PROBLEM TO SOLVE:
Filter the entries below, keeping only lines with "JSON".

DATA IN THIS EXERCISE:
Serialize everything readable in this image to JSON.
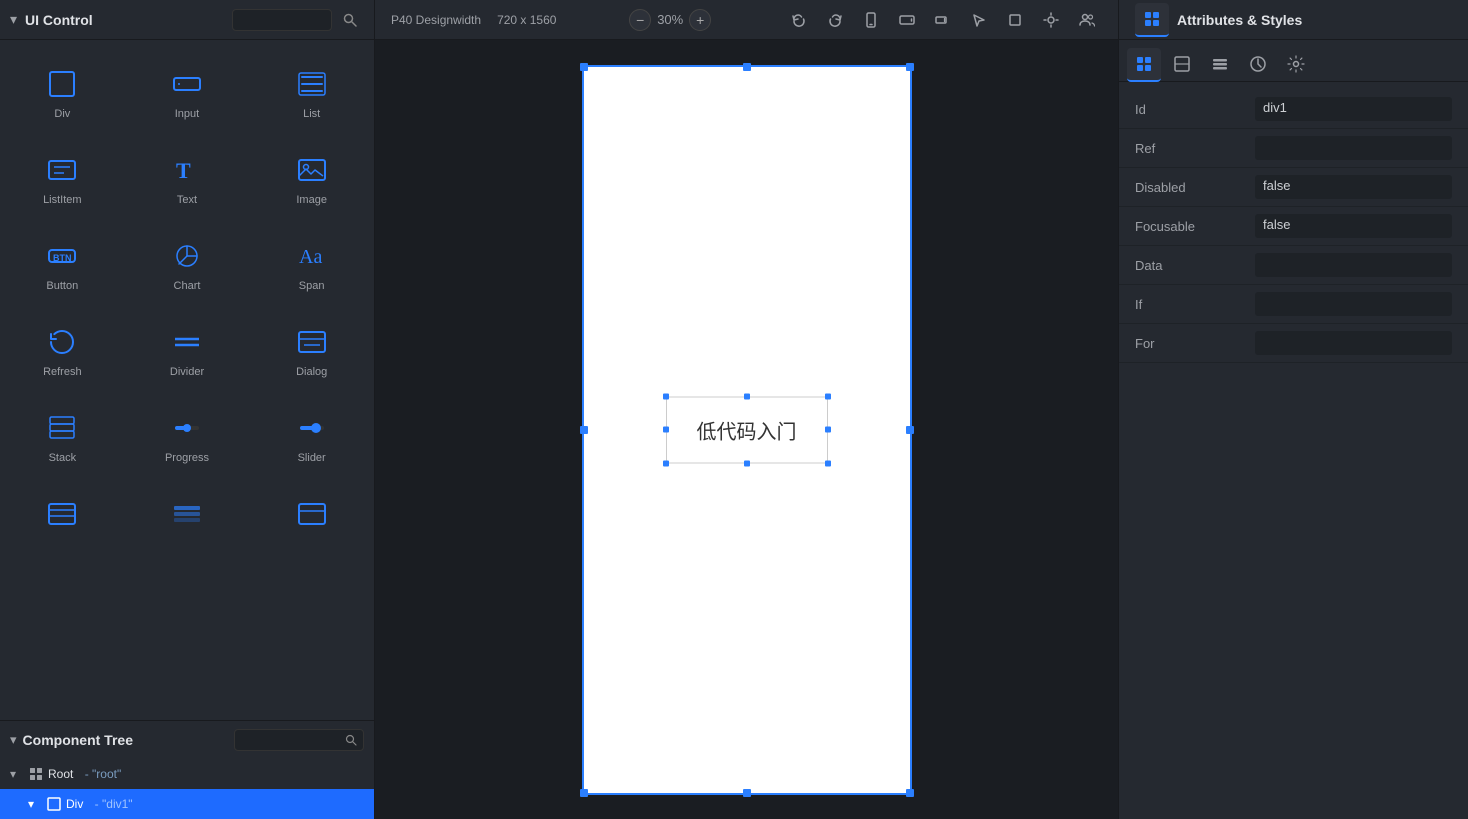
{
  "topBar": {
    "title": "UI Control",
    "designWidth": "P40 Designwidth",
    "resolution": "720 x 1560",
    "zoom": "30%",
    "attrsTitle": "Attributes & Styles"
  },
  "leftPanel": {
    "components": [
      {
        "id": "div",
        "label": "Div"
      },
      {
        "id": "input",
        "label": "Input"
      },
      {
        "id": "list",
        "label": "List"
      },
      {
        "id": "listitem",
        "label": "ListItem"
      },
      {
        "id": "text",
        "label": "Text"
      },
      {
        "id": "image",
        "label": "Image"
      },
      {
        "id": "button",
        "label": "Button"
      },
      {
        "id": "chart",
        "label": "Chart"
      },
      {
        "id": "span",
        "label": "Span"
      },
      {
        "id": "refresh",
        "label": "Refresh"
      },
      {
        "id": "divider",
        "label": "Divider"
      },
      {
        "id": "dialog",
        "label": "Dialog"
      },
      {
        "id": "stack",
        "label": "Stack"
      },
      {
        "id": "progress",
        "label": "Progress"
      },
      {
        "id": "slider",
        "label": "Slider"
      }
    ]
  },
  "componentTree": {
    "title": "Component Tree",
    "searchPlaceholder": "",
    "nodes": [
      {
        "id": "root-node",
        "name": "Root",
        "nodeId": "- \"root\"",
        "level": 0,
        "hasChevron": true,
        "selected": false
      },
      {
        "id": "div1-node",
        "name": "Div",
        "nodeId": "- \"div1\"",
        "level": 1,
        "hasChevron": true,
        "selected": true
      }
    ]
  },
  "canvas": {
    "contentText": "低代码入门"
  },
  "rightPanel": {
    "tabs": [
      {
        "id": "properties",
        "label": "Properties",
        "active": true
      },
      {
        "id": "layout",
        "label": "Layout"
      },
      {
        "id": "style",
        "label": "Style"
      },
      {
        "id": "events",
        "label": "Events"
      },
      {
        "id": "settings",
        "label": "Settings"
      }
    ],
    "properties": [
      {
        "label": "Id",
        "value": "div1"
      },
      {
        "label": "Ref",
        "value": ""
      },
      {
        "label": "Disabled",
        "value": "false"
      },
      {
        "label": "Focusable",
        "value": "false"
      },
      {
        "label": "Data",
        "value": ""
      },
      {
        "label": "If",
        "value": ""
      },
      {
        "label": "For",
        "value": ""
      }
    ]
  }
}
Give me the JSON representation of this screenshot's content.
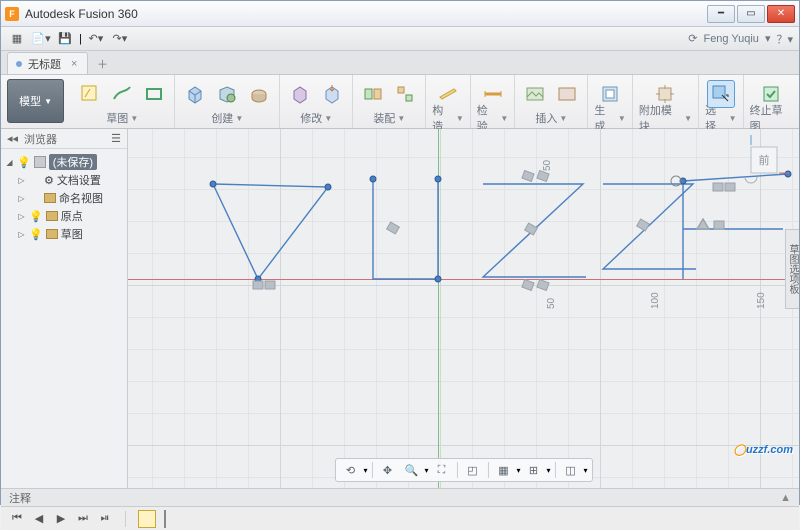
{
  "app": {
    "title": "Autodesk Fusion 360",
    "user": "Feng Yuqiu"
  },
  "tabs": {
    "doc": "无标题",
    "close": "×",
    "plus": "＋"
  },
  "ribbon": {
    "model": "模型",
    "groups": [
      {
        "label": "草图",
        "icons": [
          "sketch",
          "line",
          "spline"
        ]
      },
      {
        "label": "创建",
        "icons": [
          "box",
          "cyl",
          "sphere"
        ]
      },
      {
        "label": "修改",
        "icons": [
          "fillet",
          "press"
        ]
      },
      {
        "label": "装配",
        "icons": [
          "asm1",
          "asm2"
        ]
      },
      {
        "label": "构造",
        "icons": [
          "plane"
        ]
      },
      {
        "label": "检验",
        "icons": [
          "meas"
        ]
      },
      {
        "label": "插入",
        "icons": [
          "img",
          "decal"
        ]
      },
      {
        "label": "生成",
        "icons": [
          "make"
        ]
      },
      {
        "label": "附加模块",
        "icons": [
          "addin"
        ]
      },
      {
        "label": "选择",
        "icons": [
          "sel"
        ]
      },
      {
        "label": "终止草图",
        "icons": [
          "stop"
        ]
      }
    ]
  },
  "browser": {
    "header": "浏览器",
    "root": "(未保存)",
    "items": [
      {
        "label": "文档设置"
      },
      {
        "label": "命名视图"
      },
      {
        "label": "原点"
      },
      {
        "label": "草图"
      }
    ]
  },
  "canvas": {
    "ticks": [
      "50",
      "50",
      "100",
      "150"
    ]
  },
  "footer": {
    "comment": "注释"
  },
  "timeline": {
    "buttons": [
      "⏮",
      "◀",
      "▶",
      "⏭",
      "⏯"
    ]
  },
  "watermark": "uzzf.com"
}
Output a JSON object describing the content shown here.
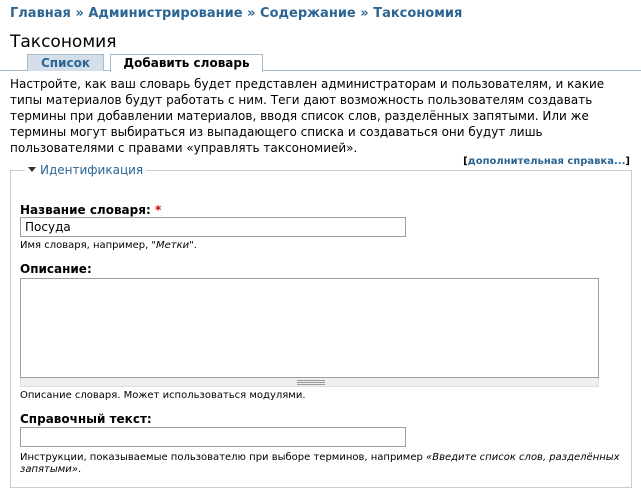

SOLUTION TO THE EXERCISE:
Serialize everything readable in this image to JSON.
Give me the JSON representation of this screenshot's content.
Output a JSON object describing the content shown here.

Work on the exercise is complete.